The “End of Spam” (and publicity?)

First off, I see this report. Of course, it’s a reference to a report of a report, the kind of self-referential thing that we see all the time in security. I get the INFOCON mailing list (, which re-sends the Security in the News mailing list (, which was reporting a story on SecuritySearch/, reporting on a report from Ferris Research.

Anyway, the story on SecuritySearch in a new report, “Top 10 Messaging & Collaboration Issues of 2006,” Ferris Research says viruses, spam and phishing will be down from 2005, but this year expect secure archiving, risk management and layered threat prevention will become more important. Spam and phishing still exist, but “increasingly sophisticated antispam software” is reducing the problem to the point where it is going to “implode.” Spam will be dead in 18-24 months, although phishing may take a little longer. With these problems relegated to trivial status, email archiving and retention is going to become the major issue. SOX, doncha know.

Now, I couldn’t recall anything about Ferris Research, off the topic of my head, so I went and looked for them. Lo and behold, I found them at, and what do you know? They just happen to sell consulting services (and probably resell products) on “email archiving and compliance.” It seems like a fairly small outfit: the president used to install LANs, and before that did some programming.

I can’t see the report itself (you need to get a subscription), but the abstract isn’t consistent with the story on SearchSecurity. The abstract does push archiving, but also says that viruses and phishing are going to be big problems.

Now, ultimately, this sounds like yet another small fish trying to generate some splash in the big pond. But I think the important thing is that it is. This report is being re-broadcast, and will undoubtedly catch other eyes, like it caught mine (and, admit it, my subject line “made you look,” right?). And there are going to be a number of people who read the report and think a) we don’t have to pay as much attention to spam, since it is going away, and b) maybe we should have a look at this email retention thing. There is the possibility of a self-fulfilling prophecy here. (I doubt that this particular issue will have legs, but we’ve all seen similar “media issues” in the past, yes?)

I suppose it isn’t the company’s fault: they are trying to sell themselves. And it isn’t necessarily the media’s fault: they are just reporting, and while I’d like to see a bit more care and analysis, we all know how likely that is while the media outlets need to be “firstest with the mostest” and bankruptcy court take the hindmost. I suppose, ultimately, what I am saying is that the price of security awareness is constant media/mailing list/all sources vigilance–as well as serious skepticism, thought, and many grains of salt.
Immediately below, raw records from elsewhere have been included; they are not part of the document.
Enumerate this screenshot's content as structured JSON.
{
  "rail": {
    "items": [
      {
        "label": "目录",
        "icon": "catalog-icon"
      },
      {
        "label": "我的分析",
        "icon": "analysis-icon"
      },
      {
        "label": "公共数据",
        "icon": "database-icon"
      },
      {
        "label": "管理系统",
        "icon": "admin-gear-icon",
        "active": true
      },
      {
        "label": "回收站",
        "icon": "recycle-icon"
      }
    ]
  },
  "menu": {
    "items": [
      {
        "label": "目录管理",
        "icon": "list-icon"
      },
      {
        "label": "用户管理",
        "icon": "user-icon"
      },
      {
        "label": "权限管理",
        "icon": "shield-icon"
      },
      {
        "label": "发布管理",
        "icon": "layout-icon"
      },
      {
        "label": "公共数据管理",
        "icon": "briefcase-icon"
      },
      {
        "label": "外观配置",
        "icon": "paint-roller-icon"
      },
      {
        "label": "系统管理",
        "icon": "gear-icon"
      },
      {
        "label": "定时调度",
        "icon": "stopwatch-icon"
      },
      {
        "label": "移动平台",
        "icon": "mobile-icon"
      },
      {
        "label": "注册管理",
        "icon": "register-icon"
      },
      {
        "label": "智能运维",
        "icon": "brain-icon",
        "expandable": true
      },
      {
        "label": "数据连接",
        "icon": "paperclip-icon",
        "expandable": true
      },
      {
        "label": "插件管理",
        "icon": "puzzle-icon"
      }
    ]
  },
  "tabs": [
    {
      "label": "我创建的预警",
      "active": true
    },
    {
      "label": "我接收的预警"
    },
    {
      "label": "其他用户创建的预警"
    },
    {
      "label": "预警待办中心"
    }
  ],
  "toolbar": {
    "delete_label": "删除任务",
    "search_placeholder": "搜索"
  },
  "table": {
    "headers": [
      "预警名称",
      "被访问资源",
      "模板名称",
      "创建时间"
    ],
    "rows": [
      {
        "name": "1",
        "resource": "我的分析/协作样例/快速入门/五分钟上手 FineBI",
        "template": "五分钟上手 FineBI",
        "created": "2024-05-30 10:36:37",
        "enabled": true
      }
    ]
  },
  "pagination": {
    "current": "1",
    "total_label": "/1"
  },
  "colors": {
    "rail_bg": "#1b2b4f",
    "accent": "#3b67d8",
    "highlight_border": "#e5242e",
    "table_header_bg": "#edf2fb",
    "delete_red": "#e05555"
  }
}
  • Matthew Murphy

    This can be sliced two ways:

    1) The company is doing shoddy research if their paper actually says (or suggests) that spam will be anywhere near dead in the next decade, let alone two years. It’s just too damn profitable.

    2) If their paper doesn’t say that, then the media is embellishing the facts to make their story sound good.

    Which one is true decides which party should end up in bankruptcy court.